According to the United States Census Bureau, 41.1 million people, or 12.7% of the total civilian population, have a disability. In the United States, we celebrate accomplishments of individuals with disabilities and focus on practices to break down barriers in employment as part of October’s month-long celebration of National Disability Employment Awareness Month. This year’s theme, “Disability: Part of the Equity Equation,” was chosen by the U.S. Department of Labor, Office of Disability Employment Policy to celebrate the contributions of American workers with disabilities as well as focus on the importance of workplace policies and practices that are supportive and inclusive to all people regardless of abilities.
Not only do individuals with disabilities often face the impact of stigma related to stereotypes and myths regarding disabilities, but individuals with disabilities often face barriers to employment. According to the U.S. Bureau of Statistics, individuals with disabilities are much less likely to be employed than individuals without disabilities. The unemployment rate for individuals with disabilities in 2021 was 10.1 percent compared to 5.1 percent unemployment rate for individuals without a disability.
Individuals with disabilities often face discrimination in employment. In fact, in fiscal year 2021, the percentage of disability-related charges filed with the Equal Employment Opportunity Commission (EEOC) was 37.2% which was higher than charges filed on the basis of race, sex, national origin, religion, color, age, equal pay, or genetic information discrimination.
Mental Health in America
The first week of October also marks Mental Illness Awareness Week in the United States while October 10, 2022, marks World Mental Health Day. According to the National Alliance on Mental Health, one in five adults in the United States experiences mental illness each year. Over the span of the last two years (2020-2022), 20% of American adults reported that the pandemic had a significant negative impact on their mental health.
Myths regarding mental illness often present an issue for qualified applicants and employees currently in the workforce. In September 2022, a suit was filed by the EEOC involving discrimination against a hotel general manager who advised his employer he needed time off to go to the hospital for treatment of depressive symptoms and thoughts of self-harm.

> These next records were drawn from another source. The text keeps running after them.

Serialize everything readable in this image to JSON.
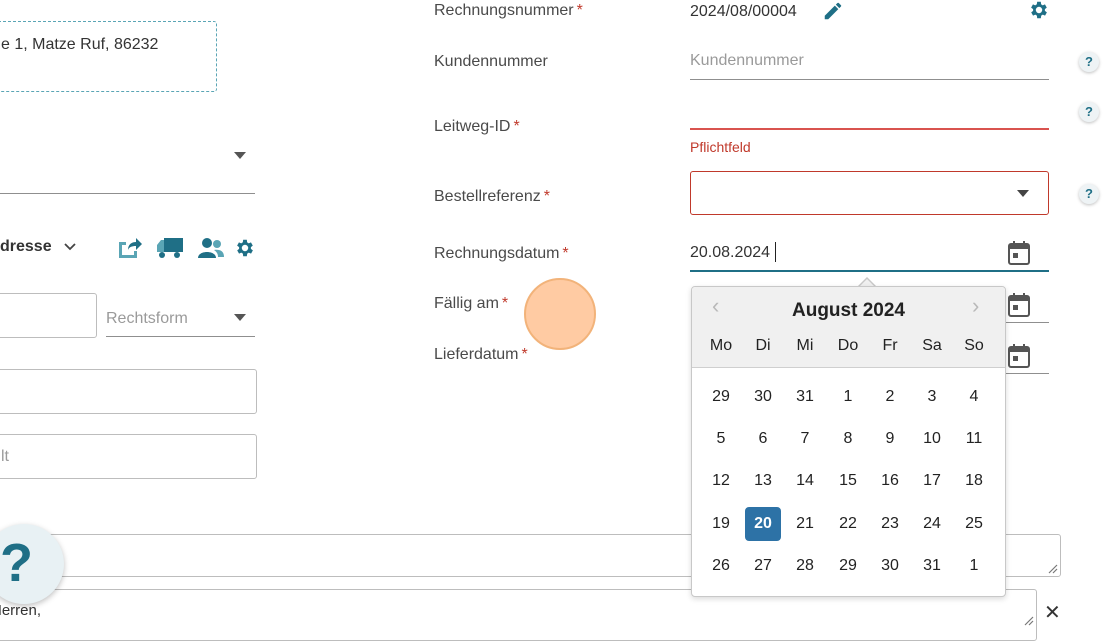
{
  "left": {
    "address_value": "e 1, Matze Ruf, 86232",
    "address_dropdown_label": "dresse",
    "rechtsform_placeholder": "Rechtsform",
    "field3_placeholder": "lt",
    "textarea_text": "Herren,"
  },
  "form": {
    "rechnungsnummer_label": "Rechnungsnummer",
    "rechnungsnummer_value": "2024/08/00004",
    "kundennummer_label": "Kundennummer",
    "kundennummer_placeholder": "Kundennummer",
    "leitweg_label": "Leitweg-ID",
    "leitweg_error": "Pflichtfeld",
    "bestellreferenz_label": "Bestellreferenz",
    "rechnungsdatum_label": "Rechnungsdatum",
    "rechnungsdatum_value": "20.08.2024",
    "faellig_label": "Fällig am",
    "lieferdatum_label": "Lieferdatum",
    "required_mark": "*",
    "help_mark": "?"
  },
  "calendar": {
    "title": "August 2024",
    "prev": "‹",
    "next": "›",
    "weekdays": [
      "Mo",
      "Di",
      "Mi",
      "Do",
      "Fr",
      "Sa",
      "So"
    ],
    "weeks": [
      [
        "29",
        "30",
        "31",
        "1",
        "2",
        "3",
        "4"
      ],
      [
        "5",
        "6",
        "7",
        "8",
        "9",
        "10",
        "11"
      ],
      [
        "12",
        "13",
        "14",
        "15",
        "16",
        "17",
        "18"
      ],
      [
        "19",
        "20",
        "21",
        "22",
        "23",
        "24",
        "25"
      ],
      [
        "26",
        "27",
        "28",
        "29",
        "30",
        "31",
        "1"
      ]
    ],
    "selected_day": "20"
  },
  "help_fab_label": "?",
  "close_label": "✕",
  "colors": {
    "accent": "#1f6f86",
    "error": "#c0392b",
    "selected": "#2d72a6"
  }
}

Just two days later, the organization fired the manager while still hospitalized stating that “they were afraid he might hurt other people” as the reason for termination. A common myth regarding individuals with mental illness is that they are violent. In reality, people living with mental illness are more likely to be the victims of violence rather than the instigators.
Earlier in 2022, an applicant who was offered a job pending the results of a drug test had their job offer rescinded after the drug test results came back positive for amphetamines. The applicant explained that they were taking prescribed Adderall used to treat Attention Deficit and Hyperactivity Disorder (ADHD) and that it would test positive for amphetamines. However, the paper company rescinded the job offer.
The importance of organizations providing education regarding mental illness is a key to breaking down the stigma caused by fear, myths, and stereotypes. It is this stigma regarding mental health that often attributes to individuals not seeking professional help for their symptoms, self-disclosing their disability to their employer, and failing to ask their managers for assistance, when needed.
Join us on October 6th as we discuss invisible disabilities and how that impacts individuals in the workplace as well as hear personal stories regarding steps employers can take to build a more inclusive environment for people with physical and mental disabilities.